By Matthias Gafni and Joyce Tsai
As high school football teams around the Bay Area kicked off their season this weekend, new statistics show the king of all prep sports is drawing fewer players than it did a decade ago amid a dramatic increase in concussion diagnoses.
High school football participation in California is down 7 percent over the past decade, with some schools dropping teams or even their entire football programs, according to hospital and high school athletics statistics compiled by this newspaper. Every other major high school sport has seen participation grow over that period, and for the first time, track and field has more athletes, knocking football off its pedestal.

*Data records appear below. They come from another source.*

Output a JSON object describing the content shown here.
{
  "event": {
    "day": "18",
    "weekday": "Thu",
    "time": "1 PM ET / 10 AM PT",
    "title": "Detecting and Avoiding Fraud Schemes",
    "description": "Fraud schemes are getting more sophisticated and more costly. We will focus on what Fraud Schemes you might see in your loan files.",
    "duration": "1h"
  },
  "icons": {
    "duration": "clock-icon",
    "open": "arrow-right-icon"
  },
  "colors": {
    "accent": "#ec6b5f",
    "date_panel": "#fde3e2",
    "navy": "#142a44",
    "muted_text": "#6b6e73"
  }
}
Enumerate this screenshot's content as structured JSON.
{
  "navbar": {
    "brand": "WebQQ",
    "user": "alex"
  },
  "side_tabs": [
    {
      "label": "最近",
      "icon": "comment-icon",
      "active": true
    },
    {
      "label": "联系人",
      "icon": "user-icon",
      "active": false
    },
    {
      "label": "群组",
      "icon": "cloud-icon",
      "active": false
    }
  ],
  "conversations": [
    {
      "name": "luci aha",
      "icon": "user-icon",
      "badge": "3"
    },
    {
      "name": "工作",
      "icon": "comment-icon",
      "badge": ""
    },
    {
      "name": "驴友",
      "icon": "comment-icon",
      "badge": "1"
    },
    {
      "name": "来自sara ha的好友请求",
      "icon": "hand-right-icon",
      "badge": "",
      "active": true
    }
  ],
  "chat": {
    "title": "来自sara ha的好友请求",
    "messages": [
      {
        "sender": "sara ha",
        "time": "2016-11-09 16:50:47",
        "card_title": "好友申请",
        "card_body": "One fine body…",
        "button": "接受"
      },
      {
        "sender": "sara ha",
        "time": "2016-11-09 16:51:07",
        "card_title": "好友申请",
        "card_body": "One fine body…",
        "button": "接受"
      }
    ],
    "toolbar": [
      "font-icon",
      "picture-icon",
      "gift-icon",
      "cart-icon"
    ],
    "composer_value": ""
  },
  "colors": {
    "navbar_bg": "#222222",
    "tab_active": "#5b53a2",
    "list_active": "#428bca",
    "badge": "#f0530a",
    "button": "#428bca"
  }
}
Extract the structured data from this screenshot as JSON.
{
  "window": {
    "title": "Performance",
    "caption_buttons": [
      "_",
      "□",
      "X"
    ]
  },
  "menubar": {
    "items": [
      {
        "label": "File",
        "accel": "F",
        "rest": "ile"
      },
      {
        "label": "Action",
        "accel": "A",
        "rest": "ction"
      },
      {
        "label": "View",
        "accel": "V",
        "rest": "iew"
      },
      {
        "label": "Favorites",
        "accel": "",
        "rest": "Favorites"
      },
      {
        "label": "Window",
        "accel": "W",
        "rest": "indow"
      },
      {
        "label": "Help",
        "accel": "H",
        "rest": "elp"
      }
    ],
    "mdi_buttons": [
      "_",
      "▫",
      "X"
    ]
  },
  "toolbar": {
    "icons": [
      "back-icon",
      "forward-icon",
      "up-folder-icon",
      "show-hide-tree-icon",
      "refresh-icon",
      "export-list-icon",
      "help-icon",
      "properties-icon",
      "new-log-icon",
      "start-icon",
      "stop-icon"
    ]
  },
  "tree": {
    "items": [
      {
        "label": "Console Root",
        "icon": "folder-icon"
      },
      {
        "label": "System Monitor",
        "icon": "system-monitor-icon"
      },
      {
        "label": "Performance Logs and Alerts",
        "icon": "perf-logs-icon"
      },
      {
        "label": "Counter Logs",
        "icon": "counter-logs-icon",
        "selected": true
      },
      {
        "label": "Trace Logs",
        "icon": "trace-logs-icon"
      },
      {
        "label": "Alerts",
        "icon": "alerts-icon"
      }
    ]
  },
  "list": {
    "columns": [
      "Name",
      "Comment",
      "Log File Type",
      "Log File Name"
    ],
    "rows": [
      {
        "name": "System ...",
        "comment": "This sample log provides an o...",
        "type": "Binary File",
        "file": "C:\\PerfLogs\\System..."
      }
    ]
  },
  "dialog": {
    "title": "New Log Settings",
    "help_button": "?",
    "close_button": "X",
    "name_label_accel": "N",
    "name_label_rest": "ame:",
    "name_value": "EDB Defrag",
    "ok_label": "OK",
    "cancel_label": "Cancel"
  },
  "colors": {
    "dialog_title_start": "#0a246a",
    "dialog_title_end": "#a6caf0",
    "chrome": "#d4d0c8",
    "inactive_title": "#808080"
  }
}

Campolindo High School quarterback Jacob Westphal, 17, of Moraga, runs a drill during practice at the school in Moraga, Calif., on Wednesday, Aug 24, 2016. Westphal says he loves the game and that he focuses on the game, not concussions. But the reason for the trend is not clear. Are parents more reluctant to let their sons play the hard-hitting game? Has a tipping point been reached where waffling fathers and mothers are now pointing their kids toward safer sports?